→ **What to produce**
For the entries that follow, give the number of lines holding the string "Emboss" and nothing more.

*** Begin section ***

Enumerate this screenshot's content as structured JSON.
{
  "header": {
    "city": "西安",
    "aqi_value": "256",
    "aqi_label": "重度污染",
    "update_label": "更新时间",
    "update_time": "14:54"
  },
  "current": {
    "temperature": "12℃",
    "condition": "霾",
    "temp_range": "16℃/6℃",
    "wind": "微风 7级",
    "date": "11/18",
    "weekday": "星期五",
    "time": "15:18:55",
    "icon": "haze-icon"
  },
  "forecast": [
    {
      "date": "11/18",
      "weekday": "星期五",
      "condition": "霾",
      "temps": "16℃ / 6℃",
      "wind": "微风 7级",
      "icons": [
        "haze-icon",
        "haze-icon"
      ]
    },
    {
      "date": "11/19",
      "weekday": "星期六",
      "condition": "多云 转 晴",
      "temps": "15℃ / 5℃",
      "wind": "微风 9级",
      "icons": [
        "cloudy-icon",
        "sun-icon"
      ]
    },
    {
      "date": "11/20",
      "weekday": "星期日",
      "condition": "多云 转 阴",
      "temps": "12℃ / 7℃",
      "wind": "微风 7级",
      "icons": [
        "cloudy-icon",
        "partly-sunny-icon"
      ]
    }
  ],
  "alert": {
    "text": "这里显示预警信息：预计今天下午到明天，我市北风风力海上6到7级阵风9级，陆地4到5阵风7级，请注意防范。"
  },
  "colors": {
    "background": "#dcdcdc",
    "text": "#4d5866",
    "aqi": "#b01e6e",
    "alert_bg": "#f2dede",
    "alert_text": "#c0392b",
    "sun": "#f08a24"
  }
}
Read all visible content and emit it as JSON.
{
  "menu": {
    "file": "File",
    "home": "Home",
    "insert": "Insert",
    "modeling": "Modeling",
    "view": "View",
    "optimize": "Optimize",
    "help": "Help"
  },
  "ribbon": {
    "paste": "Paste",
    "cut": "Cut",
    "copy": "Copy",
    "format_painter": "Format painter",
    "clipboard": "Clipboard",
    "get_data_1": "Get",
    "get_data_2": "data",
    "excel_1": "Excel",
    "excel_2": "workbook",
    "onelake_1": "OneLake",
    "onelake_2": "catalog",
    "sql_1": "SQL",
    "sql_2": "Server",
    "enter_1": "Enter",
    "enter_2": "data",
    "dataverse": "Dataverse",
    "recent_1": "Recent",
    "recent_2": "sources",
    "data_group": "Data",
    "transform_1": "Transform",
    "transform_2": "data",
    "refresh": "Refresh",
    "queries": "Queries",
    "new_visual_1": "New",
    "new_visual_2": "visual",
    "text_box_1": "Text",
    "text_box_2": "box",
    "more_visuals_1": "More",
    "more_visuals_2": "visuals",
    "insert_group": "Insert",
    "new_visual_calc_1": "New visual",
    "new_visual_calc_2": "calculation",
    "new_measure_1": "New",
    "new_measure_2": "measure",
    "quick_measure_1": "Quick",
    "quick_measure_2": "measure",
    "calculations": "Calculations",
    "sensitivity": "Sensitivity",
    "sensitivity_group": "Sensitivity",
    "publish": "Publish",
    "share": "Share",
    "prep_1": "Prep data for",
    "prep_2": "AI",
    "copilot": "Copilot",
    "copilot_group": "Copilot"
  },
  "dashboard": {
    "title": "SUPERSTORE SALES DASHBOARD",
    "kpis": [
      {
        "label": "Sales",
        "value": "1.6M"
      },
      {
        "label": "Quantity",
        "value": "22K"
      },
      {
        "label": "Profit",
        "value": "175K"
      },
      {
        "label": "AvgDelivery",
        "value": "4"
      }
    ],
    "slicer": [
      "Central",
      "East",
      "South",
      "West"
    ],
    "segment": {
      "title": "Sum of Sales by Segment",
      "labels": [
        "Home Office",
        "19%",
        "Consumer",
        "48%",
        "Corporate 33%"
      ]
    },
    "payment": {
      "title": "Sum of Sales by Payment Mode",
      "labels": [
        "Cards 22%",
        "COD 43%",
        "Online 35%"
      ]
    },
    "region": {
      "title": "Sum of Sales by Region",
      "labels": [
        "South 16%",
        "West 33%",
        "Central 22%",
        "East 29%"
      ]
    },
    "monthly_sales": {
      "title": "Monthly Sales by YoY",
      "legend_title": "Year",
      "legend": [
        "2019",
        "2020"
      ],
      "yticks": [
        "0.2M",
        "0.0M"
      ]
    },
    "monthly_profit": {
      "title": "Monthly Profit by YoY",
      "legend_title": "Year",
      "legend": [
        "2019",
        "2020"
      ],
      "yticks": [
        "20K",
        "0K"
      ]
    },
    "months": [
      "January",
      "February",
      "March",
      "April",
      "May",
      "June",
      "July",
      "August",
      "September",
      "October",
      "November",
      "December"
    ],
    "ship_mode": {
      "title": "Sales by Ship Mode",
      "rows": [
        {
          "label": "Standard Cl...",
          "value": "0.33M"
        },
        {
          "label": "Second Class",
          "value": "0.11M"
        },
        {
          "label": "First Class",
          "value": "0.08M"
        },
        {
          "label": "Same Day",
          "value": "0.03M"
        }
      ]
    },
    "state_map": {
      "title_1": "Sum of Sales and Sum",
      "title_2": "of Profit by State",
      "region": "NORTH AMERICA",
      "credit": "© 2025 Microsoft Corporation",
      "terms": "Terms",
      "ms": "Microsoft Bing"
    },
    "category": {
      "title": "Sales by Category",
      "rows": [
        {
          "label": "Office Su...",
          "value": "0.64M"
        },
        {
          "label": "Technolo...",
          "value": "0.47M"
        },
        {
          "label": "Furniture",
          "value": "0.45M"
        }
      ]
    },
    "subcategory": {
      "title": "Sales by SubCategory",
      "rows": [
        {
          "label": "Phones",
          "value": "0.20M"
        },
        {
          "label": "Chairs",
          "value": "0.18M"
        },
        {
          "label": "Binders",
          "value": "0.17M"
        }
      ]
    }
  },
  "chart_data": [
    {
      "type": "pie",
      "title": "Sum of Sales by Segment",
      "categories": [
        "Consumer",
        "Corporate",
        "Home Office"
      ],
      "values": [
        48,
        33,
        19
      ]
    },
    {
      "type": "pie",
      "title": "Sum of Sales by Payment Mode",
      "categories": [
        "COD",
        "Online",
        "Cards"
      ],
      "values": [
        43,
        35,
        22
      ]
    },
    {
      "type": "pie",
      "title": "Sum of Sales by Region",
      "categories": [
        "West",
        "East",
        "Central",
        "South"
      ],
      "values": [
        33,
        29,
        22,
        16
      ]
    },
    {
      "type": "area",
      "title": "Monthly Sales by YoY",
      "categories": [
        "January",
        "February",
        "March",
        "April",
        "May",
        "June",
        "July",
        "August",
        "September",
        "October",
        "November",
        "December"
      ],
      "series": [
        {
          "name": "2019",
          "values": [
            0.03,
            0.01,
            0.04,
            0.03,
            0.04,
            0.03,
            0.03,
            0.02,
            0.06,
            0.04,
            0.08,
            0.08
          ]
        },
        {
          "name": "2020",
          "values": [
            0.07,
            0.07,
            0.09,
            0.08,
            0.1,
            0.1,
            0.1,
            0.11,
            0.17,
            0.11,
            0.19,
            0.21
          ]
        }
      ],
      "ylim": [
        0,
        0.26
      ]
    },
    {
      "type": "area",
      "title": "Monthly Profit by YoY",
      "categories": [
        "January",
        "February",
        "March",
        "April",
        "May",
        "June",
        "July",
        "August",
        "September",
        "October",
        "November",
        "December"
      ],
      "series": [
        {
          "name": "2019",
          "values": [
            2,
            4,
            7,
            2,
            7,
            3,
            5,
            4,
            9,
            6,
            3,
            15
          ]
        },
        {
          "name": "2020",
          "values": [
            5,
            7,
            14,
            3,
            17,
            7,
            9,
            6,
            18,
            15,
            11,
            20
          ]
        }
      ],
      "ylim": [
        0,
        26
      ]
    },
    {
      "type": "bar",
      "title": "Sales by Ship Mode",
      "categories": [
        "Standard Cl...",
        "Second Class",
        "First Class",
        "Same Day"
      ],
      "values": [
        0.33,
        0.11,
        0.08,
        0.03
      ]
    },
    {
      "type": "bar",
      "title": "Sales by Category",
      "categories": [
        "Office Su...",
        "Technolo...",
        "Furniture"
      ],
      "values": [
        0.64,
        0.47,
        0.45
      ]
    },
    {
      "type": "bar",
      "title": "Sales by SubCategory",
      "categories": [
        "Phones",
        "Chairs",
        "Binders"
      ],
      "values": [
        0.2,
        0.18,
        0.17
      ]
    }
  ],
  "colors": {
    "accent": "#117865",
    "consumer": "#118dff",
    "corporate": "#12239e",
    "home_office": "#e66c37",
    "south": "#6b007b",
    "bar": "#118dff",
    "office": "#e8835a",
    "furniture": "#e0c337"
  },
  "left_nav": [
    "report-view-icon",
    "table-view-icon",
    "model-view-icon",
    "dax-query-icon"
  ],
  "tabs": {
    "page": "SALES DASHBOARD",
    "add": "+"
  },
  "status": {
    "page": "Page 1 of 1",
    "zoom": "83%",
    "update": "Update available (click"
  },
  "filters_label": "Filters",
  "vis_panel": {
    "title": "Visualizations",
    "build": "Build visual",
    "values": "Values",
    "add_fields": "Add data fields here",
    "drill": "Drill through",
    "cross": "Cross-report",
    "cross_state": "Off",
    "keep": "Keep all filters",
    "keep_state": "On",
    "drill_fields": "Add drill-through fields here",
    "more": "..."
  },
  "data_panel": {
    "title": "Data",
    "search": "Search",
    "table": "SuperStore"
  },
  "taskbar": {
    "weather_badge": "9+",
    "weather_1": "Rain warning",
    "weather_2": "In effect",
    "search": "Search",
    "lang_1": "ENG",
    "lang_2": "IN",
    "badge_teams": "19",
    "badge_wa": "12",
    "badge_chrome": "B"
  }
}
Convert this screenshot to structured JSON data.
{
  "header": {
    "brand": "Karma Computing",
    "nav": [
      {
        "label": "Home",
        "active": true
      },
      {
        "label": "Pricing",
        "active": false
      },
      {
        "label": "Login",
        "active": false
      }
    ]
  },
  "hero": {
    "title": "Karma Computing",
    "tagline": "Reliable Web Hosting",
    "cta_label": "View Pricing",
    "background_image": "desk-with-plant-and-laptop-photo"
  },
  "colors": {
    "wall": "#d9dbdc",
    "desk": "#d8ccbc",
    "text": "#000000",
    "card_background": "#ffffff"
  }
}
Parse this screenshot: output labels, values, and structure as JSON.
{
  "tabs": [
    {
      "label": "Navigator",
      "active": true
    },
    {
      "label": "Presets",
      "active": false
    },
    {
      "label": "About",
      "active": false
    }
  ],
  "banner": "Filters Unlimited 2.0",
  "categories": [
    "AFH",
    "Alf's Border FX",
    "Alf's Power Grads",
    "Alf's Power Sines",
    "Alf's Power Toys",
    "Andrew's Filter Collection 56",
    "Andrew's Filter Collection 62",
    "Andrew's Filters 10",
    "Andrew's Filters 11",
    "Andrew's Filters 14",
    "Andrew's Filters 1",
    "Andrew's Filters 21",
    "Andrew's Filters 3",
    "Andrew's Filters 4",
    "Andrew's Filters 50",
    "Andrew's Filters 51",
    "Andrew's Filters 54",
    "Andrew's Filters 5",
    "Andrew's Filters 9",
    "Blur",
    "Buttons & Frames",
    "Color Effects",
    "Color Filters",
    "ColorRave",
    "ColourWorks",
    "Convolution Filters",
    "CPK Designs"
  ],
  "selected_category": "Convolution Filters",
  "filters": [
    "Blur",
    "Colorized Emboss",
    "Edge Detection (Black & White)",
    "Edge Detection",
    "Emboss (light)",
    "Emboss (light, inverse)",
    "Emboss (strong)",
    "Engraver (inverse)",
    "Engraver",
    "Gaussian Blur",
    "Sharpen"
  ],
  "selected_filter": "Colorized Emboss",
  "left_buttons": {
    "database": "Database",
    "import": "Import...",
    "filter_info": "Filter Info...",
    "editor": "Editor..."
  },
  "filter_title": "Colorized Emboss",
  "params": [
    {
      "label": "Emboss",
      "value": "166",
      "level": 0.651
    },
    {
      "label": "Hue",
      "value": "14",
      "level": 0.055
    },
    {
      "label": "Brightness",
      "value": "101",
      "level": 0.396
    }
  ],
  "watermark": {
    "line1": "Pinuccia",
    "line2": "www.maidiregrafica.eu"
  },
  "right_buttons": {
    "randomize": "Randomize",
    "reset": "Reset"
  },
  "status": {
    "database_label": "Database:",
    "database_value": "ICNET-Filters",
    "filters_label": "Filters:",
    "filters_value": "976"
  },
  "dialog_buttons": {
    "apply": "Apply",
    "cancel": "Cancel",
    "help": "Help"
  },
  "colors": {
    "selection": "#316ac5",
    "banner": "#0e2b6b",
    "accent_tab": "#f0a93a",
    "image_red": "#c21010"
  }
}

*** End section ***

→ **Solution for this exercise**
7